For the chronic bronchitis, it would rate 100% with the hypertrophy, and 30% without it.

A 100% rating is clearly much better than 60%, so in this case, the bronchitis would be rated 100% with the hypertrophy. The other condition can still be rated, but not with the hypertrophy, so it would be rated 20%.

Pyramiding can get very complicated, but take it step by step. Start by listing symptoms, and then see how the different conditions are rated. If they have their own symptoms, they can be rated separately.

Just remember: each symptom can only be rated once.

Monday, March 3, 2014

How Do You Rate Hypogammaglobulinemia for Military Disability?

Hypogammaglobulinemia (Really? Who thought of this name?! It’s basically the same as agammaglobulinemia, but that name’s not much better.) is a disease that affects the immune system.

The VASRD doesn’t have a Military Disability Rating for hypogammaglobulinemia, so we have the joy of trying to figure out how to rate it analogously. Yay. Some conditions are easy to rate analogously, but not this one.

The basic principle when rating conditions analogously is to choose the condition that is the most like your hypogammaglobulinemia. In other words, if your hypogammaglobulinemia has x, y, and z symptoms, then try to find another condition that has the same symptoms. If there is more than one condition that matches, choose the one that will have the same treatment as your hypogammaglobulinemia. If it requires infusions of IGG, pick a condition that also requires the same infusions.

Because there is so much room for interpretation when rating analogously, it is hard for us to tell you with any assurance exactly how the Rating Authorities will choose to rate your hypogammaglobulinemia. Ultimately, they have the power to interpret your condition and rate it however they think is best.

As it is, however, let’s discuss a few of the possible rating options for hypogammaglobulinemia.  Straight off there are two possible conditions that could be chosen since they also affect the immune system:

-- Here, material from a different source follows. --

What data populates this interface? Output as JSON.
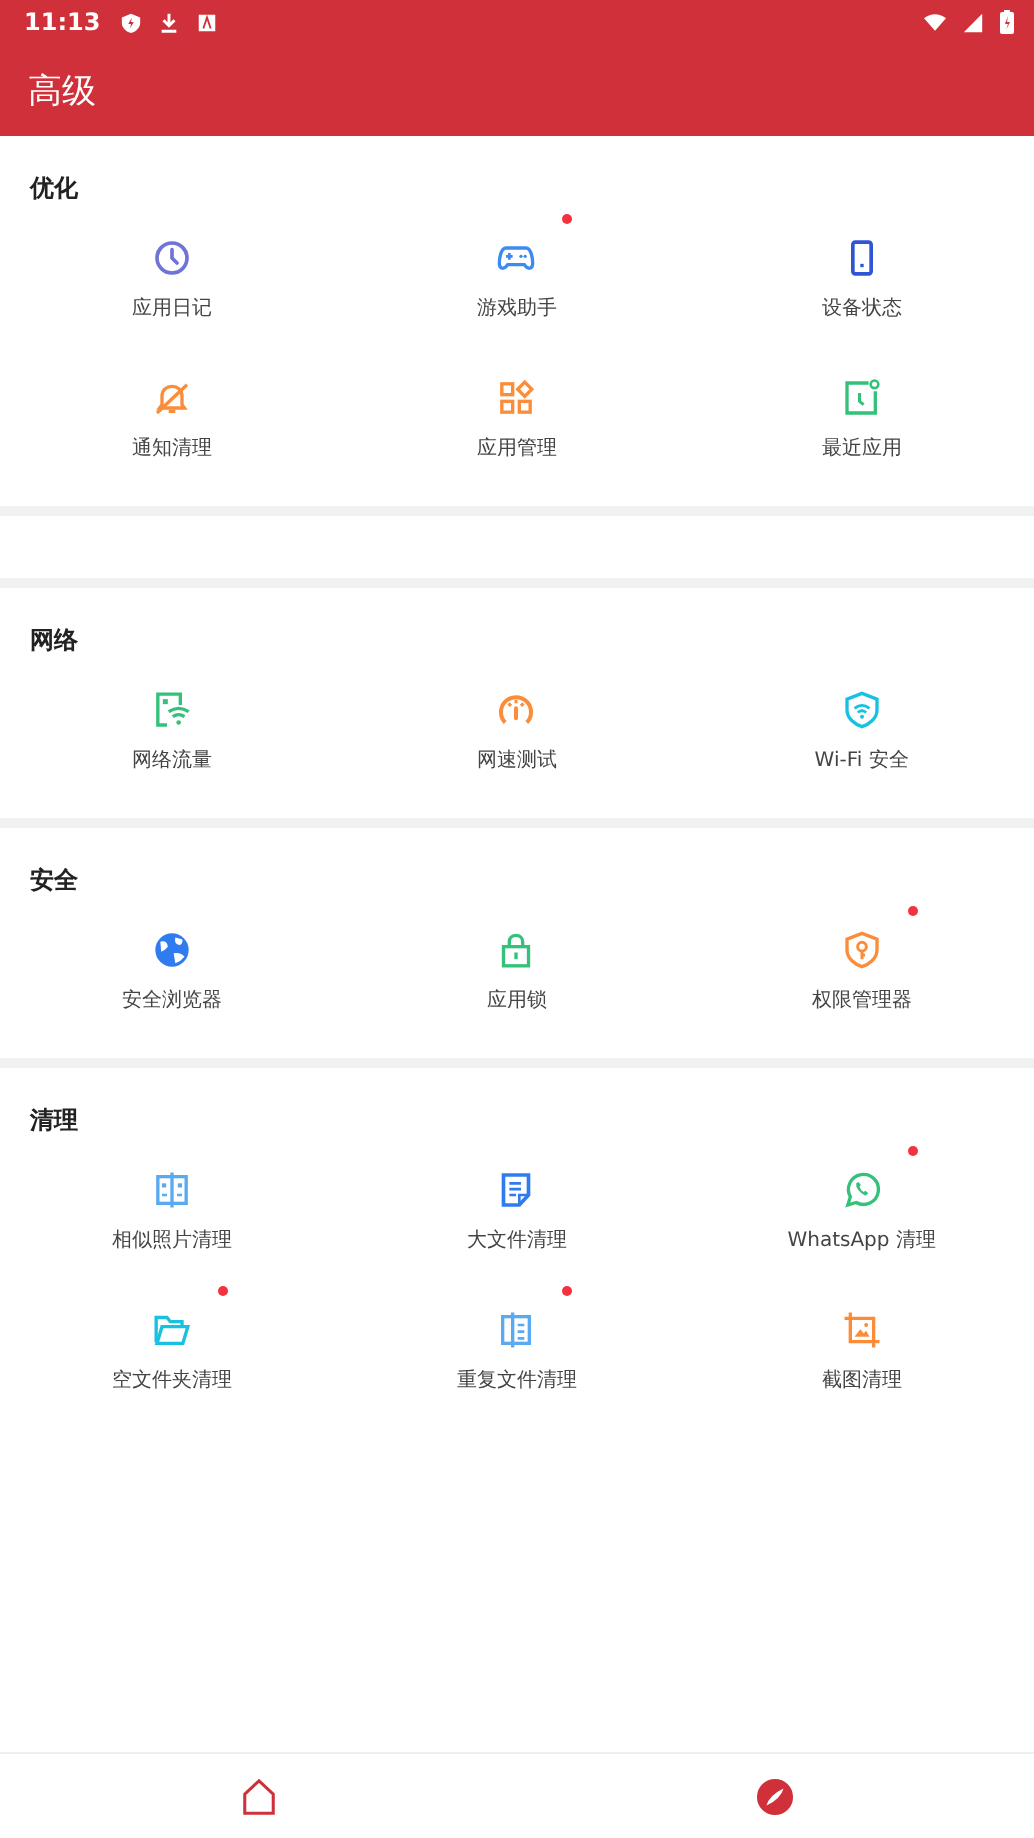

Lupus is a condition where the immune system attacks good cells. This condition is rated on how many episodes or attacks of this condition you have in a certain amount of time.

HIV is another condition that affects the immune system. In this case, the HIV attacks cells that are essential for the immune system to properly function.

While both of these are immune system conditions, they often do not have the same symptoms as hypogammaglobulinemia, and are rarely treated the same way hypogammaglobulinemia is treated.

These are also not the only options. If hypogammaglobulinemia caused heart damage, then rating it on a heart condition would probably be best. Similarly, if it causes damage to the lungs, then a lung condition would be best, etc. Remember, that if there are two possible codes that both could work, then the one that would give the highest rating is the one that should be chosen.

So how do you decide? This is when it gets a bit tough for the layman to figure out. It’s not easy to know exactly how various conditions are rated or their exact symptoms without a medical education. We’ve provided basic info, but you may need to do further research on your own to understand the specific details that would help you know how best to rate your condition.

Let’s say we’ve done that research for you for hypogammaglobulinemia. We’d like to present another condition besides Lupus and HIV that we feel would be the best way to rate hypogammaglobulinemia (your Rating Authorities, though, may not agree with us).

Agranulocytosis is a condition of the blood. While it is a blood condition, it does also affect the immune system by decreasing the number of white blood cells that help the immune system function. Like hypogammaglobulinemia, it is also treated with infusions of IGG.

How could you have known this or found this condition? I don’t really know. That’s why they have medical professionals decide the ratings since they are the ones most likely to know these specifics.

So what do you do? Do the best you can. Research. We try to give you the help you need, but if you get really stuck, you can always ask. We’ll try to help as much as possible.

If you've done your research and think your hypogammaglobulinemia condition was rated incorrectly, you can always submit an appeal to have your ratings reevaluated.